- _Materials provided_
◇ ◇ ◇ ◇ ◇ ◇ ◇
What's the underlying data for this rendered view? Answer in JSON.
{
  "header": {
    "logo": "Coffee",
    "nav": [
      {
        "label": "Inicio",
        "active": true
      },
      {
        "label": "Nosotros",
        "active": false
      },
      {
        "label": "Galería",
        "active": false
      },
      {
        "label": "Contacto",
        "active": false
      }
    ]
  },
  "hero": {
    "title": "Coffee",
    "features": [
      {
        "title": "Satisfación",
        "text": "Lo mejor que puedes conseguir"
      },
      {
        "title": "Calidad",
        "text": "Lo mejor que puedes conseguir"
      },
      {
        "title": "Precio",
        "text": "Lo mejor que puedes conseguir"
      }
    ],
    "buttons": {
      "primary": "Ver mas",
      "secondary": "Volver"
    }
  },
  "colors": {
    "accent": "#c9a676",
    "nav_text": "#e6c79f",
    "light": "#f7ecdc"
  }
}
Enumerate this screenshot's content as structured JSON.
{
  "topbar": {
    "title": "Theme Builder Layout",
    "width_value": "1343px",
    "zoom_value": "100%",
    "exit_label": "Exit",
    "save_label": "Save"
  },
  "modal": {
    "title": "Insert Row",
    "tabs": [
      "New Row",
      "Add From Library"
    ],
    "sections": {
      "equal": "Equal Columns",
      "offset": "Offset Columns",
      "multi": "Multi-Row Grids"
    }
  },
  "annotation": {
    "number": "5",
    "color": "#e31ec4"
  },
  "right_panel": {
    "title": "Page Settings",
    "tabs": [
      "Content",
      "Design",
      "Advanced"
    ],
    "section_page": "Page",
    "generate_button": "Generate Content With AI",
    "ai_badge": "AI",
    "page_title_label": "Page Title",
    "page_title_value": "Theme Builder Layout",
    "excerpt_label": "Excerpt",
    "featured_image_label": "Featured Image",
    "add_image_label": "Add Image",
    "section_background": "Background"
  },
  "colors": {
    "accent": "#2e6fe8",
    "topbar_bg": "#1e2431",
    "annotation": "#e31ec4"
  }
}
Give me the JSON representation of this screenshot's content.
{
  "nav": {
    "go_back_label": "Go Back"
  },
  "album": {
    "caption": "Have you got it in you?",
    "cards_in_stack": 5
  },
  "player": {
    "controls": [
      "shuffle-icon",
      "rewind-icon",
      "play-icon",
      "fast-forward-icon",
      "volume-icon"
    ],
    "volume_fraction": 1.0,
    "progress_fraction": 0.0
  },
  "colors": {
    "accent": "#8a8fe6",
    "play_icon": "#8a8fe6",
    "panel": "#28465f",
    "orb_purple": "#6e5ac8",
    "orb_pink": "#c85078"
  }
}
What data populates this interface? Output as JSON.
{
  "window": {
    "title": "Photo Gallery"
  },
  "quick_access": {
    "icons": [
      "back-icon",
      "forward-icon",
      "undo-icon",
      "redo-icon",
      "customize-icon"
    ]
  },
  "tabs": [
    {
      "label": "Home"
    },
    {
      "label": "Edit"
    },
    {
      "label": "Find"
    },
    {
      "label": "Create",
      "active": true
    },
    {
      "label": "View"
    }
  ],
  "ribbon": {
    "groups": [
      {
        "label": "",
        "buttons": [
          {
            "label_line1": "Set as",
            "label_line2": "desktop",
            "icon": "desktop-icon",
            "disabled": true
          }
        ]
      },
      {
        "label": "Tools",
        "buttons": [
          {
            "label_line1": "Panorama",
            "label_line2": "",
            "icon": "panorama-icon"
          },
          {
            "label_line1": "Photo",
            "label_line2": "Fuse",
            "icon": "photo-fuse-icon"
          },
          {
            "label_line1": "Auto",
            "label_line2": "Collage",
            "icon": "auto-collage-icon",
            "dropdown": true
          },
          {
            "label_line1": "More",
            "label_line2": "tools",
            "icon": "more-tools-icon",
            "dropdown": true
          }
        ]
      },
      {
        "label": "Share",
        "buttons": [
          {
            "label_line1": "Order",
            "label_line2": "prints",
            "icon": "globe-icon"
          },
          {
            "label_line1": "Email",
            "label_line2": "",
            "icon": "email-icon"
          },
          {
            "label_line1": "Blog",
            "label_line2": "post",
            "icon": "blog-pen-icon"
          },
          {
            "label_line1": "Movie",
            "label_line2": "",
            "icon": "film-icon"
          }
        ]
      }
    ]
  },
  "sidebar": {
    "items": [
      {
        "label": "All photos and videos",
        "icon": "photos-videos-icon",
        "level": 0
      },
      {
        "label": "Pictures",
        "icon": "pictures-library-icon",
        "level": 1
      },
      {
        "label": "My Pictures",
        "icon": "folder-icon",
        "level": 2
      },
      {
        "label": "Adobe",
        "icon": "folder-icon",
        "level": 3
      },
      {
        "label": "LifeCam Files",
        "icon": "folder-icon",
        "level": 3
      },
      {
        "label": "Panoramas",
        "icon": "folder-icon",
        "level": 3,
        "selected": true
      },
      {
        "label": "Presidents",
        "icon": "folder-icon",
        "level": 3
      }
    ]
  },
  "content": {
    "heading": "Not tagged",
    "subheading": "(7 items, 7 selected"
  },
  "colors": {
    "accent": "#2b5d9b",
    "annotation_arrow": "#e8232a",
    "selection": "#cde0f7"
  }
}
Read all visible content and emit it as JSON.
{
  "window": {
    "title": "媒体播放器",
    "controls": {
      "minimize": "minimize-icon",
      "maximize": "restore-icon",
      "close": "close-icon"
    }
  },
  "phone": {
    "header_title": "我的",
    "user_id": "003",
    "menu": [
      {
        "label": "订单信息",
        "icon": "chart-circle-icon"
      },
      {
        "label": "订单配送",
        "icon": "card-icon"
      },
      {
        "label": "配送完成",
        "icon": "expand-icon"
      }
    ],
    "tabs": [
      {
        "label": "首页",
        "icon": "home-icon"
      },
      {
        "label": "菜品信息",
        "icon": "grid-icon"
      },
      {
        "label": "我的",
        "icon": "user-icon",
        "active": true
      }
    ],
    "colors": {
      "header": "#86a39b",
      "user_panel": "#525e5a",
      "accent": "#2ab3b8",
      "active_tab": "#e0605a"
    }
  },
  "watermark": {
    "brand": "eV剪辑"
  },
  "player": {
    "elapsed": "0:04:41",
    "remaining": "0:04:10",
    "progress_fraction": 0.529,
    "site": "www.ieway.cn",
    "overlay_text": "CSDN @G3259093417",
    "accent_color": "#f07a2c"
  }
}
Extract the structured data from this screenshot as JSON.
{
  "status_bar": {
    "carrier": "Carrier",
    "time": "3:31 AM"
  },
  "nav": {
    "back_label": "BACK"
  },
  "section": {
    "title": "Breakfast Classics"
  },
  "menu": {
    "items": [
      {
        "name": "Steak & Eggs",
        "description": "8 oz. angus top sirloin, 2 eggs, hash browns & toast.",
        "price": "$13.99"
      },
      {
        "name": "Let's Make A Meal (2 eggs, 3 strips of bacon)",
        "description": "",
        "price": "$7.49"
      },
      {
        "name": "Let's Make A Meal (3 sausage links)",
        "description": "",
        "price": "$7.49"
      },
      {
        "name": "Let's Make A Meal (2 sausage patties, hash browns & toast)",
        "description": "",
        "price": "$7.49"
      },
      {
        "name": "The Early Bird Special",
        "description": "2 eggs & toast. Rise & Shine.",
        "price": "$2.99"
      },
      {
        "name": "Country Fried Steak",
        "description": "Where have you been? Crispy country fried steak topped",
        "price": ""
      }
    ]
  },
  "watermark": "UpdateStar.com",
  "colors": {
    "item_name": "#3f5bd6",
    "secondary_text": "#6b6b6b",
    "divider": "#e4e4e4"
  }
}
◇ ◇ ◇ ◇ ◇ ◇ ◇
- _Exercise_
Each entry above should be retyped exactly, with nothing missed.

- _Result of this task_
What's the underlying data for this rendered view? Answer in JSON.
{
  "header": {
    "logo": "Coffee",
    "nav": [
      {
        "label": "Inicio",
        "active": true
      },
      {
        "label": "Nosotros",
        "active": false
      },
      {
        "label": "Galería",
        "active": false
      },
      {
        "label": "Contacto",
        "active": false
      }
    ]
  },
  "hero": {
    "title": "Coffee",
    "features": [
      {
        "title": "Satisfación",
        "text": "Lo mejor que puedes conseguir"
      },
      {
        "title": "Calidad",
        "text": "Lo mejor que puedes conseguir"
      },
      {
        "title": "Precio",
        "text": "Lo mejor que puedes conseguir"
      }
    ],
    "buttons": {
      "primary": "Ver mas",
      "secondary": "Volver"
    }
  },
  "colors": {
    "accent": "#c9a676",
    "nav_text": "#e6c79f",
    "light": "#f7ecdc"
  }
}
Enumerate this screenshot's content as structured JSON.
{
  "topbar": {
    "title": "Theme Builder Layout",
    "width_value": "1343px",
    "zoom_value": "100%",
    "exit_label": "Exit",
    "save_label": "Save"
  },
  "modal": {
    "title": "Insert Row",
    "tabs": [
      "New Row",
      "Add From Library"
    ],
    "sections": {
      "equal": "Equal Columns",
      "offset": "Offset Columns",
      "multi": "Multi-Row Grids"
    }
  },
  "annotation": {
    "number": "5",
    "color": "#e31ec4"
  },
  "right_panel": {
    "title": "Page Settings",
    "tabs": [
      "Content",
      "Design",
      "Advanced"
    ],
    "section_page": "Page",
    "generate_button": "Generate Content With AI",
    "ai_badge": "AI",
    "page_title_label": "Page Title",
    "page_title_value": "Theme Builder Layout",
    "excerpt_label": "Excerpt",
    "featured_image_label": "Featured Image",
    "add_image_label": "Add Image",
    "section_background": "Background"
  },
  "colors": {
    "accent": "#2e6fe8",
    "topbar_bg": "#1e2431",
    "annotation": "#e31ec4"
  }
}
Give me the JSON representation of this screenshot's content.
{
  "nav": {
    "go_back_label": "Go Back"
  },
  "album": {
    "caption": "Have you got it in you?",
    "cards_in_stack": 5
  },
  "player": {
    "controls": [
      "shuffle-icon",
      "rewind-icon",
      "play-icon",
      "fast-forward-icon",
      "volume-icon"
    ],
    "volume_fraction": 1.0,
    "progress_fraction": 0.0
  },
  "colors": {
    "accent": "#8a8fe6",
    "play_icon": "#8a8fe6",
    "panel": "#28465f",
    "orb_purple": "#6e5ac8",
    "orb_pink": "#c85078"
  }
}
What data populates this interface? Output as JSON.
{
  "window": {
    "title": "Photo Gallery"
  },
  "quick_access": {
    "icons": [
      "back-icon",
      "forward-icon",
      "undo-icon",
      "redo-icon",
      "customize-icon"
    ]
  },
  "tabs": [
    {
      "label": "Home"
    },
    {
      "label": "Edit"
    },
    {
      "label": "Find"
    },
    {
      "label": "Create",
      "active": true
    },
    {
      "label": "View"
    }
  ],
  "ribbon": {
    "groups": [
      {
        "label": "",
        "buttons": [
          {
            "label_line1": "Set as",
            "label_line2": "desktop",
            "icon": "desktop-icon",
            "disabled": true
          }
        ]
      },
      {
        "label": "Tools",
        "buttons": [
          {
            "label_line1": "Panorama",
            "label_line2": "",
            "icon": "panorama-icon"
          },
          {
            "label_line1": "Photo",
            "label_line2": "Fuse",
            "icon": "photo-fuse-icon"
          },
          {
            "label_line1": "Auto",
            "label_line2": "Collage",
            "icon": "auto-collage-icon",
            "dropdown": true
          },
          {
            "label_line1": "More",
            "label_line2": "tools",
            "icon": "more-tools-icon",
            "dropdown": true
          }
        ]
      },
      {
        "label": "Share",
        "buttons": [
          {
            "label_line1": "Order",
            "label_line2": "prints",
            "icon": "globe-icon"
          },
          {
            "label_line1": "Email",
            "label_line2": "",
            "icon": "email-icon"
          },
          {
            "label_line1": "Blog",
            "label_line2": "post",
            "icon": "blog-pen-icon"
          },
          {
            "label_line1": "Movie",
            "label_line2": "",
            "icon": "film-icon"
          }
        ]
      }
    ]
  },
  "sidebar": {
    "items": [
      {
        "label": "All photos and videos",
        "icon": "photos-videos-icon",
        "level": 0
      },
      {
        "label": "Pictures",
        "icon": "pictures-library-icon",
        "level": 1
      },
      {
        "label": "My Pictures",
        "icon": "folder-icon",
        "level": 2
      },
      {
        "label": "Adobe",
        "icon": "folder-icon",
        "level": 3
      },
      {
        "label": "LifeCam Files",
        "icon": "folder-icon",
        "level": 3
      },
      {
        "label": "Panoramas",
        "icon": "folder-icon",
        "level": 3,
        "selected": true
      },
      {
        "label": "Presidents",
        "icon": "folder-icon",
        "level": 3
      }
    ]
  },
  "content": {
    "heading": "Not tagged",
    "subheading": "(7 items, 7 selected"
  },
  "colors": {
    "accent": "#2b5d9b",
    "annotation_arrow": "#e8232a",
    "selection": "#cde0f7"
  }
}
Read all visible content and emit it as JSON.
{
  "window": {
    "title": "媒体播放器",
    "controls": {
      "minimize": "minimize-icon",
      "maximize": "restore-icon",
      "close": "close-icon"
    }
  },
  "phone": {
    "header_title": "我的",
    "user_id": "003",
    "menu": [
      {
        "label": "订单信息",
        "icon": "chart-circle-icon"
      },
      {
        "label": "订单配送",
        "icon": "card-icon"
      },
      {
        "label": "配送完成",
        "icon": "expand-icon"
      }
    ],
    "tabs": [
      {
        "label": "首页",
        "icon": "home-icon"
      },
      {
        "label": "菜品信息",
        "icon": "grid-icon"
      },
      {
        "label": "我的",
        "icon": "user-icon",
        "active": true
      }
    ],
    "colors": {
      "header": "#86a39b",
      "user_panel": "#525e5a",
      "accent": "#2ab3b8",
      "active_tab": "#e0605a"
    }
  },
  "watermark": {
    "brand": "eV剪辑"
  },
  "player": {
    "elapsed": "0:04:41",
    "remaining": "0:04:10",
    "progress_fraction": 0.529,
    "site": "www.ieway.cn",
    "overlay_text": "CSDN @G3259093417",
    "accent_color": "#f07a2c"
  }
}
Extract the structured data from this screenshot as JSON.
{
  "status_bar": {
    "carrier": "Carrier",
    "time": "3:31 AM"
  },
  "nav": {
    "back_label": "BACK"
  },
  "section": {
    "title": "Breakfast Classics"
  },
  "menu": {
    "items": [
      {
        "name": "Steak & Eggs",
        "description": "8 oz. angus top sirloin, 2 eggs, hash browns & toast.",
        "price": "$13.99"
      },
      {
        "name": "Let's Make A Meal (2 eggs, 3 strips of bacon)",
        "description": "",
        "price": "$7.49"
      },
      {
        "name": "Let's Make A Meal (3 sausage links)",
        "description": "",
        "price": "$7.49"
      },
      {
        "name": "Let's Make A Meal (2 sausage patties, hash browns & toast)",
        "description": "",
        "price": "$7.49"
      },
      {
        "name": "The Early Bird Special",
        "description": "2 eggs & toast. Rise & Shine.",
        "price": "$2.99"
      },
      {
        "name": "Country Fried Steak",
        "description": "Where have you been? Crispy country fried steak topped",
        "price": ""
      }
    ]
  },
  "watermark": "UpdateStar.com",
  "colors": {
    "item_name": "#3f5bd6",
    "secondary_text": "#6b6b6b",
    "divider": "#e4e4e4"
  }
}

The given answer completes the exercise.